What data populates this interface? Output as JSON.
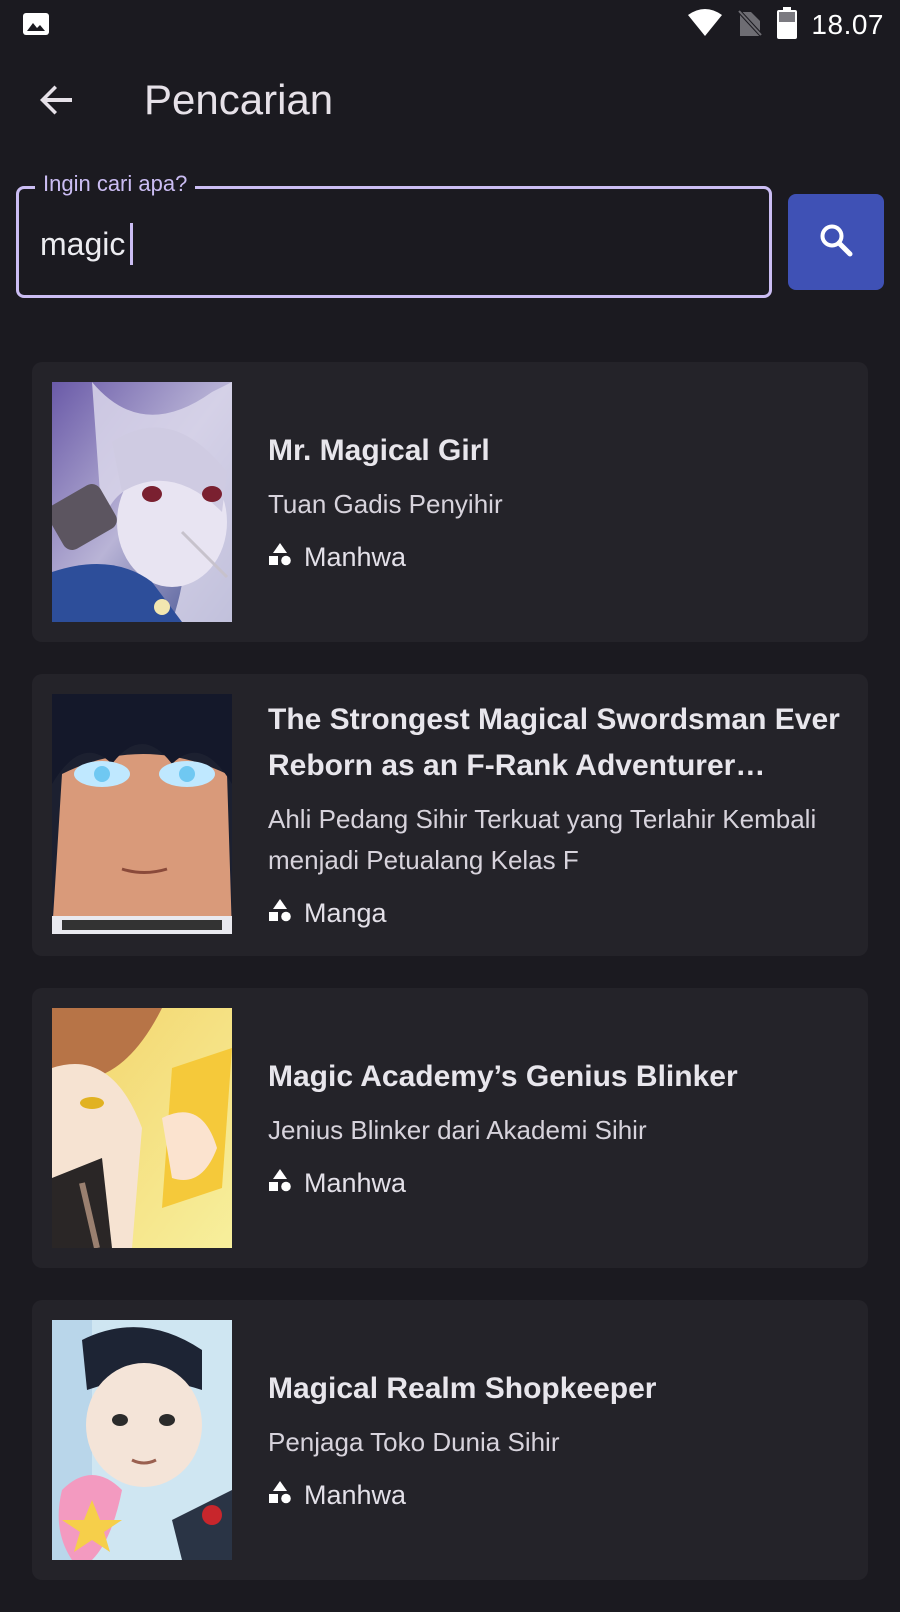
{
  "status_bar": {
    "time": "18.07",
    "icons": [
      "gallery-icon",
      "wifi-icon",
      "no-sim-icon",
      "battery-icon"
    ]
  },
  "app_bar": {
    "title": "Pencarian",
    "back_icon": "arrow-back-icon"
  },
  "search": {
    "label": "Ingin cari apa?",
    "value": "magic",
    "button_icon": "search-icon"
  },
  "results": [
    {
      "title": "Mr. Magical Girl",
      "subtitle": "Tuan Gadis Penyihir",
      "type": "Manhwa",
      "type_icon": "category-icon"
    },
    {
      "title": "The Strongest Magical Swordsman Ever Reborn as an F-Rank Adventurer…",
      "subtitle": "Ahli Pedang Sihir Terkuat yang Terlahir Kembali menjadi Petualang Kelas F",
      "type": "Manga",
      "type_icon": "category-icon"
    },
    {
      "title": "Magic Academy’s Genius Blinker",
      "subtitle": "Jenius Blinker dari Akademi Sihir",
      "type": "Manhwa",
      "type_icon": "category-icon"
    },
    {
      "title": "Magical Realm Shopkeeper",
      "subtitle": "Penjaga Toko Dunia Sihir",
      "type": "Manhwa",
      "type_icon": "category-icon"
    }
  ],
  "colors": {
    "background": "#1b1a20",
    "card": "#242329",
    "accent": "#cbbdf3",
    "search_button": "#3f51b5"
  }
}
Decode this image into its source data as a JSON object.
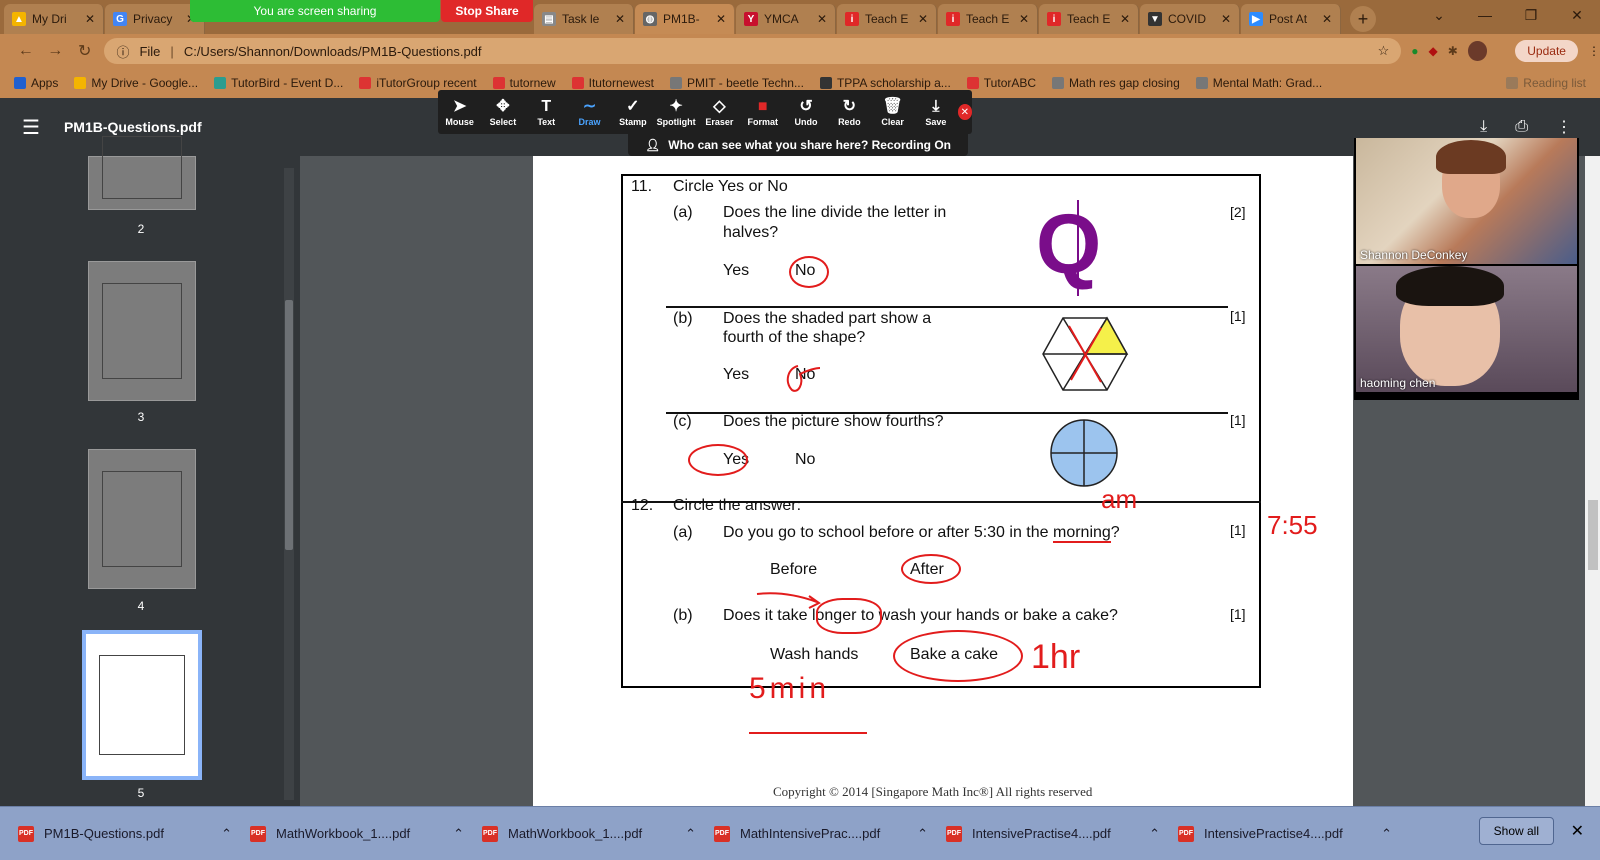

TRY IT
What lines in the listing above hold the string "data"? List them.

OUTPUT
What data populates this interface? Output as JSON.
Decode this image into its source data as a JSON object.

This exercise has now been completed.